The two men, who live in Woolgoolga, have been prospecting for about 10 years and search for unearthed treasures whenever they get a chance.
Working for a mineral exploration company in Queensland, the brothers used their work break to head to Clermont for the fifth time.
“We have been to Clermont five times now and every time we go we get gold,” Blake said.
They found the six nuggets at McMasters Fossicking Area between October 16 and 21, and are confident they will head back to the Central Queensland town again.
“It’s a challenging hobby but the more time you put in the better your chance will be on walking over a nugget or few,” Blake said.
“We love Clermont as it’s a great town with lots of friendly prospectors.”
Although with prospecting experience in both states, Mr Want said it was a shame prospecting and fossicking in State Forests was so restricted in Queensland compared to New South Wales.

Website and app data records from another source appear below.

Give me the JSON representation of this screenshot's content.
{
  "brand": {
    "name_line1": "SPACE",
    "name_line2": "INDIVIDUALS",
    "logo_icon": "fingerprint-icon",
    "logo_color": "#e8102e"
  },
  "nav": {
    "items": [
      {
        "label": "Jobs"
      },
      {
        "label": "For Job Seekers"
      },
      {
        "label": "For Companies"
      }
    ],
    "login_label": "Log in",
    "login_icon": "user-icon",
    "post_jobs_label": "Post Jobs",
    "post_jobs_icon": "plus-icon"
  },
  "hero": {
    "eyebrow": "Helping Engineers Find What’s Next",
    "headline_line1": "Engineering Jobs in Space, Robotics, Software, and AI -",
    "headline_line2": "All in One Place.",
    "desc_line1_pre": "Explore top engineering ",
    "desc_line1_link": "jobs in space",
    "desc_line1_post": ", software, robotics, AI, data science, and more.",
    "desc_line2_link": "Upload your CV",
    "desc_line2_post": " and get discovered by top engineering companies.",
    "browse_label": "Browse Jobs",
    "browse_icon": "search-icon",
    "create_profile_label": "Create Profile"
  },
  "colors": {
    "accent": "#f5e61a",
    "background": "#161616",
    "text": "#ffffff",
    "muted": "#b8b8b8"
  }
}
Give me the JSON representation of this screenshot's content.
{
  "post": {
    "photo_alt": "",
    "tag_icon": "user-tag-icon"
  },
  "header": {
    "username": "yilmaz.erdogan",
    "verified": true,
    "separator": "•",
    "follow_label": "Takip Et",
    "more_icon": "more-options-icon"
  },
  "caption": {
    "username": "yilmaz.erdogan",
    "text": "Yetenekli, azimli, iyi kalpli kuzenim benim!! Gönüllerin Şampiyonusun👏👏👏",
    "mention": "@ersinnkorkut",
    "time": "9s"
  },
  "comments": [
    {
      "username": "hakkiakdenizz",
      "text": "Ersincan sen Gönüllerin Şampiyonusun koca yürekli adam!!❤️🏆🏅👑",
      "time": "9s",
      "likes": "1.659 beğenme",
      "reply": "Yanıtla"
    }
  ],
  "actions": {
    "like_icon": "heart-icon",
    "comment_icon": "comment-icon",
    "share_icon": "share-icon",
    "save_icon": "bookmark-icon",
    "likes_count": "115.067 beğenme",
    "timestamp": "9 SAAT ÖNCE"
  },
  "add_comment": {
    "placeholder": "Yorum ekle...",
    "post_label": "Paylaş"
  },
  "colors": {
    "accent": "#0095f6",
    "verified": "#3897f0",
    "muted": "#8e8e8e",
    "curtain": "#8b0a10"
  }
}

“Even though there’s so much potential up here, we are locked out of so many old goldfields because of unfair and complex public land access laws.
“Our lucky finds shows how much opportunity there is here in Queensland but it’s frustrating because we know the gold is out there, we just can’t get at it.”
Owner of Clermont’s The Outback Prospector, Frieda Berry-Porter, said the area where the brothers found their nuggets could close down at any time.
“This area could actually be closed down at any time because it relies on the permission of a grazing lease holder over the state forest,” she said.
“Unfortunately, there’s a lot of other areas that could be accessible to prospectors but because we don’t have the permission from the grazing lease holder, we are not able to access that area as prospectors, despite the fact I could access it as a mountain bike rider.”
Mrs Berry-Porter and her husband Jonathan have been pushing very hard for local Burdekin candidates to commit to increase available land for prospecting to support tourism across the region.
“For an example on the level of interest, in the 2019/20 financial year, there were over 9100 Queensland fossicking licences sold, an increase of 45 per cent over five years,” she said.
“There’s definitely a growing interest in the activity.
“The need for our area is to make (the land) available as public prospecting areas rather than just having them there as grazing lots.”
Despite the current laws, she said it was great to see prospectors making great finds around Clermont.
“Its been great to see (the brother’s) progress, they certainly are quick learners.
“We put a lot of effort into making sure customers fully understand how to use the machines so they can get the most out of it and have the most success.
“The best sign for us is we’ve done our jobs is that customers are successful and finding the nuggets.
“That’s what it’s all about is finding a piece of gold.”